App and web page records:
----
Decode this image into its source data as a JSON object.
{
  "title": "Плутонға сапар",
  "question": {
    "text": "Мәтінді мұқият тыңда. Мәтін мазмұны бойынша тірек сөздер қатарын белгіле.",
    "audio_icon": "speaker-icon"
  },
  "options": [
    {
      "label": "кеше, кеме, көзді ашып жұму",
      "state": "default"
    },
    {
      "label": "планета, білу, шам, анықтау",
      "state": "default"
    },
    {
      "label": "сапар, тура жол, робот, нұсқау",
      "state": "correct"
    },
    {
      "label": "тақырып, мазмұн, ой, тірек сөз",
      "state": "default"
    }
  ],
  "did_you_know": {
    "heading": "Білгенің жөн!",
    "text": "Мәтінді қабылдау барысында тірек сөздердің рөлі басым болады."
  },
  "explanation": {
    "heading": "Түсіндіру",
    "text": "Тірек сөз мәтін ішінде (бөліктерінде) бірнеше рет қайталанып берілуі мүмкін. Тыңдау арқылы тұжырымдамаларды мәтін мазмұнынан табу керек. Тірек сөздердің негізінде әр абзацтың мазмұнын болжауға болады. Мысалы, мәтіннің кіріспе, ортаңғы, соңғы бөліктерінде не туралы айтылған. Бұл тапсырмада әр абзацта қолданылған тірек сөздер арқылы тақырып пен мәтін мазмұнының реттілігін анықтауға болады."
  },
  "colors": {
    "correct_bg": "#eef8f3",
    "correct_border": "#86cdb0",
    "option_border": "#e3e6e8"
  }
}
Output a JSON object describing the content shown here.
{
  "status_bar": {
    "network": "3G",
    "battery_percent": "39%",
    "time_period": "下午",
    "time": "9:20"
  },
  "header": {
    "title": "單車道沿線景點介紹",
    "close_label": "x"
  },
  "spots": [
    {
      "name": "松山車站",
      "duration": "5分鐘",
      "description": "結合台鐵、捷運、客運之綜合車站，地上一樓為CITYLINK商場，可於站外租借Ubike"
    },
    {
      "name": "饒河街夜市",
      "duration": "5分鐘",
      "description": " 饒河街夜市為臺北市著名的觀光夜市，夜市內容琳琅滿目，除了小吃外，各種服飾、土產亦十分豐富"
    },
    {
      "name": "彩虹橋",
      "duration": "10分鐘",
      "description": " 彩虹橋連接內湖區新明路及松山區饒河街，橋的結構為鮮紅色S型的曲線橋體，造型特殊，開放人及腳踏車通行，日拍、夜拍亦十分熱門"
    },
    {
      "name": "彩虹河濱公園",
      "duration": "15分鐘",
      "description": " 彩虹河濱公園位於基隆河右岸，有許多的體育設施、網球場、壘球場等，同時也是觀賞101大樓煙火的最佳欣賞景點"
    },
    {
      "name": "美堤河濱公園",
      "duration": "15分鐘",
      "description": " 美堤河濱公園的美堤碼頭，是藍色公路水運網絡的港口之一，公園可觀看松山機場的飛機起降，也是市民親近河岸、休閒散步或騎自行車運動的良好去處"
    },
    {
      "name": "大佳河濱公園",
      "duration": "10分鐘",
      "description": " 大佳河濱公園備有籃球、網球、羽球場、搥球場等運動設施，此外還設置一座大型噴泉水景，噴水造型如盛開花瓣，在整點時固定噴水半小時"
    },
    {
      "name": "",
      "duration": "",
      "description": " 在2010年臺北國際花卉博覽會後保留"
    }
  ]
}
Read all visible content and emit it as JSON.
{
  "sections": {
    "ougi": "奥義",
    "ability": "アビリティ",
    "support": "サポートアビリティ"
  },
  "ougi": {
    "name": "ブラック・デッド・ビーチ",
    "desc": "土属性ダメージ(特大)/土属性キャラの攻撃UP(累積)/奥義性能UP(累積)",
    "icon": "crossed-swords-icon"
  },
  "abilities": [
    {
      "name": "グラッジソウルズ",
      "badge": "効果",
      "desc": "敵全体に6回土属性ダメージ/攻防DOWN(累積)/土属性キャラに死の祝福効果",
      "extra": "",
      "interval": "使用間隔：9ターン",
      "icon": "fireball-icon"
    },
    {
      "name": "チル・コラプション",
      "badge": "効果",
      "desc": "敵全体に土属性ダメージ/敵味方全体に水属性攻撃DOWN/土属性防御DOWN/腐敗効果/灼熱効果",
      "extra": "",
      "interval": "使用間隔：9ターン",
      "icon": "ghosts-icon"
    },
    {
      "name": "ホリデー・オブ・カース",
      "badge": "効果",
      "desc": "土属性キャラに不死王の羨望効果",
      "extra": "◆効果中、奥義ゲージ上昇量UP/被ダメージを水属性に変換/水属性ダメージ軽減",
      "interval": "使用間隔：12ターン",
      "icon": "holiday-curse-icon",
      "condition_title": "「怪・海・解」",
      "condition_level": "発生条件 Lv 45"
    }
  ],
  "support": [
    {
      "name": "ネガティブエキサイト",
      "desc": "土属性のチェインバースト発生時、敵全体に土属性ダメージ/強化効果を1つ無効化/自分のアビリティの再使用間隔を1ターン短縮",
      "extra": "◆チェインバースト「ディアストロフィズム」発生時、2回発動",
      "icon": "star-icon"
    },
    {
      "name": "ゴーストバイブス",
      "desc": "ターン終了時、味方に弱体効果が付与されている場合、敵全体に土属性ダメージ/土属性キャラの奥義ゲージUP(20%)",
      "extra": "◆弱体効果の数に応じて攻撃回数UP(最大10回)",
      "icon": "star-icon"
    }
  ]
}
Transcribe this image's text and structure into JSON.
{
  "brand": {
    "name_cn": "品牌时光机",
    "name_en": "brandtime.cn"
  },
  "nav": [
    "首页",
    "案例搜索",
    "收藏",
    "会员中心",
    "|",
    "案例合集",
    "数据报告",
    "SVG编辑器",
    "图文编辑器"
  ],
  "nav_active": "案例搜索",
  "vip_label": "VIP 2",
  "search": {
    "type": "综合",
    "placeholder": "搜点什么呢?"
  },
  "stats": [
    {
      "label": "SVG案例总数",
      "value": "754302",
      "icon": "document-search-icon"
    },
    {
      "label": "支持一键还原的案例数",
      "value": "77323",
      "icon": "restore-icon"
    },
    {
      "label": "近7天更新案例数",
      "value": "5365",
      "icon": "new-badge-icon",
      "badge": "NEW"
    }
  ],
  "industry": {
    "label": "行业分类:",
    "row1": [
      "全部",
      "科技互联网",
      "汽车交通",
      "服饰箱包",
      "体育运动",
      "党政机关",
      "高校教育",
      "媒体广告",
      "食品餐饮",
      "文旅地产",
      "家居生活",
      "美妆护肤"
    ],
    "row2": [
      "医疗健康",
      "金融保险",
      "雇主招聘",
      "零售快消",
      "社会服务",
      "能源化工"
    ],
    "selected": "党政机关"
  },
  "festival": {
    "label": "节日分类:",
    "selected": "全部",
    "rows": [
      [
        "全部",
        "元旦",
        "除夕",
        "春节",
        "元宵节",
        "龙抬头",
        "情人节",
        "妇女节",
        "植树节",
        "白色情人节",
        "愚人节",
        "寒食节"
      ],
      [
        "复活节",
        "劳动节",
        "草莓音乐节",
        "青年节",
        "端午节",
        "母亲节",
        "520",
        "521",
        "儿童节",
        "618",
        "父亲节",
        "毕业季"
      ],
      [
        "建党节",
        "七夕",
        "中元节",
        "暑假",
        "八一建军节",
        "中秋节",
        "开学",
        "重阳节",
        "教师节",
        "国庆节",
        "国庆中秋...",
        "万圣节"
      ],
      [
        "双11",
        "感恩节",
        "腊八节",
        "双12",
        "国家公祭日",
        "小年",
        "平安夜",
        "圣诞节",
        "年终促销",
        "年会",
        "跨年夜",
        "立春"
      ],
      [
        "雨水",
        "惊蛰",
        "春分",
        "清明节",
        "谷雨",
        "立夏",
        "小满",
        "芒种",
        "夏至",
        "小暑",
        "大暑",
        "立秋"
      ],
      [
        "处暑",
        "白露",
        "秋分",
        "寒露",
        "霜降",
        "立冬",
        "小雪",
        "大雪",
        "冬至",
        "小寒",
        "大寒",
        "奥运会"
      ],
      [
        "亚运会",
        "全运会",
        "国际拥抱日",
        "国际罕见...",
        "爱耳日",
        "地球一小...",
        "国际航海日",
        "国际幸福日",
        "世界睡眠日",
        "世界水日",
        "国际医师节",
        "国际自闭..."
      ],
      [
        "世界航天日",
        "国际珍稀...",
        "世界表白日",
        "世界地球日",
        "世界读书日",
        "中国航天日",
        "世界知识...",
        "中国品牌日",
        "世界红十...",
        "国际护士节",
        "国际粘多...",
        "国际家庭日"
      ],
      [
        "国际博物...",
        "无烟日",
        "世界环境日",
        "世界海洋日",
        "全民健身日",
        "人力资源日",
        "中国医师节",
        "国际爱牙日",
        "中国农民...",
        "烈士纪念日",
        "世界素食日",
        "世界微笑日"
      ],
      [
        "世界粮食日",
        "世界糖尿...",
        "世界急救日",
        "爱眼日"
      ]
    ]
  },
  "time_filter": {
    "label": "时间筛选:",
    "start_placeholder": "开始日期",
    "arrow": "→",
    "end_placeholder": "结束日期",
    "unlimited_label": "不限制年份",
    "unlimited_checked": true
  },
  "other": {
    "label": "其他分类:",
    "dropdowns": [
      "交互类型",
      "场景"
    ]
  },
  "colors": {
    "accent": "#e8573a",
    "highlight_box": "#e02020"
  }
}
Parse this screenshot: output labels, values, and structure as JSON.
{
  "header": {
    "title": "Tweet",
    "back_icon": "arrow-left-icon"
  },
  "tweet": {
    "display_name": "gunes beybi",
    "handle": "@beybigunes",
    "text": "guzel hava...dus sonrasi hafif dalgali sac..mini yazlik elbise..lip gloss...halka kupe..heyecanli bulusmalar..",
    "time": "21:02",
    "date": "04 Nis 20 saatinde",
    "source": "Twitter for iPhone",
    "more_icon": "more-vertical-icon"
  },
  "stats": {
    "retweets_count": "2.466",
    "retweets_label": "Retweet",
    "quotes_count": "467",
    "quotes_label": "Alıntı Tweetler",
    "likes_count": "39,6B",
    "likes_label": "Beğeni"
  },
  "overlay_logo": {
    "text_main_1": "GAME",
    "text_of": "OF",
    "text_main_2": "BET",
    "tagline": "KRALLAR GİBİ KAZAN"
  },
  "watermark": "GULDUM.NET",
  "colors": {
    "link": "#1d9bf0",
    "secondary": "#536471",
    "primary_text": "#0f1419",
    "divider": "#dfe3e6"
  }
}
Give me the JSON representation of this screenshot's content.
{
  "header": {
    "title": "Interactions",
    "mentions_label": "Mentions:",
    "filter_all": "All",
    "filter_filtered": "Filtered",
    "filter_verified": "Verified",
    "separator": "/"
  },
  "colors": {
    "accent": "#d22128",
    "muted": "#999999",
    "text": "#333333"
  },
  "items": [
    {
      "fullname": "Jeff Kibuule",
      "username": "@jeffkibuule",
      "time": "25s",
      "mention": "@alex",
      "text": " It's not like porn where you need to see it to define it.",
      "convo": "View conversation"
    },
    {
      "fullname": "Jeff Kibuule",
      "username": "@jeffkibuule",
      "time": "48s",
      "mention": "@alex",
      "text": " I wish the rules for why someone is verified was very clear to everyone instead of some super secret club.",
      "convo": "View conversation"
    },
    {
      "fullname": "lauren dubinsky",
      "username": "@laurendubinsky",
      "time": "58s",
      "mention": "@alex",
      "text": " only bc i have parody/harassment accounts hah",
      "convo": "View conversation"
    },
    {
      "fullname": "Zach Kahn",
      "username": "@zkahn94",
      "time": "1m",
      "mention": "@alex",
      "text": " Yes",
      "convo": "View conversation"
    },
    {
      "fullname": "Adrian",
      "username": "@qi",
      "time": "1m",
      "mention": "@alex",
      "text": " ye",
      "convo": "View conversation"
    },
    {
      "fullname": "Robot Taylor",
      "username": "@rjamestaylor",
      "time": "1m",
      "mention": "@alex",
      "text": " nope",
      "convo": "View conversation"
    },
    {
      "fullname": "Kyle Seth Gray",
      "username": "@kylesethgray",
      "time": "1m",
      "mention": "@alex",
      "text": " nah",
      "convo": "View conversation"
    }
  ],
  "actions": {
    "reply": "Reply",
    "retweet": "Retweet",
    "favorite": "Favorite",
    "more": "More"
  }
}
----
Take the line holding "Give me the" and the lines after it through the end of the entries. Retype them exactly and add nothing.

Give me the JSON representation of this screenshot's content.
{
  "header": {
    "title": "Interactions",
    "mentions_label": "Mentions:",
    "filter_all": "All",
    "filter_filtered": "Filtered",
    "filter_verified": "Verified",
    "separator": "/"
  },
  "colors": {
    "accent": "#d22128",
    "muted": "#999999",
    "text": "#333333"
  },
  "items": [
    {
      "fullname": "Jeff Kibuule",
      "username": "@jeffkibuule",
      "time": "25s",
      "mention": "@alex",
      "text": " It's not like porn where you need to see it to define it.",
      "convo": "View conversation"
    },
    {
      "fullname": "Jeff Kibuule",
      "username": "@jeffkibuule",
      "time": "48s",
      "mention": "@alex",
      "text": " I wish the rules for why someone is verified was very clear to everyone instead of some super secret club.",
      "convo": "View conversation"
    },
    {
      "fullname": "lauren dubinsky",
      "username": "@laurendubinsky",
      "time": "58s",
      "mention": "@alex",
      "text": " only bc i have parody/harassment accounts hah",
      "convo": "View conversation"
    },
    {
      "fullname": "Zach Kahn",
      "username": "@zkahn94",
      "time": "1m",
      "mention": "@alex",
      "text": " Yes",
      "convo": "View conversation"
    },
    {
      "fullname": "Adrian",
      "username": "@qi",
      "time": "1m",
      "mention": "@alex",
      "text": " ye",
      "convo": "View conversation"
    },
    {
      "fullname": "Robot Taylor",
      "username": "@rjamestaylor",
      "time": "1m",
      "mention": "@alex",
      "text": " nope",
      "convo": "View conversation"
    },
    {
      "fullname": "Kyle Seth Gray",
      "username": "@kylesethgray",
      "time": "1m",
      "mention": "@alex",
      "text": " nah",
      "convo": "View conversation"
    }
  ],
  "actions": {
    "reply": "Reply",
    "retweet": "Retweet",
    "favorite": "Favorite",
    "more": "More"
  }
}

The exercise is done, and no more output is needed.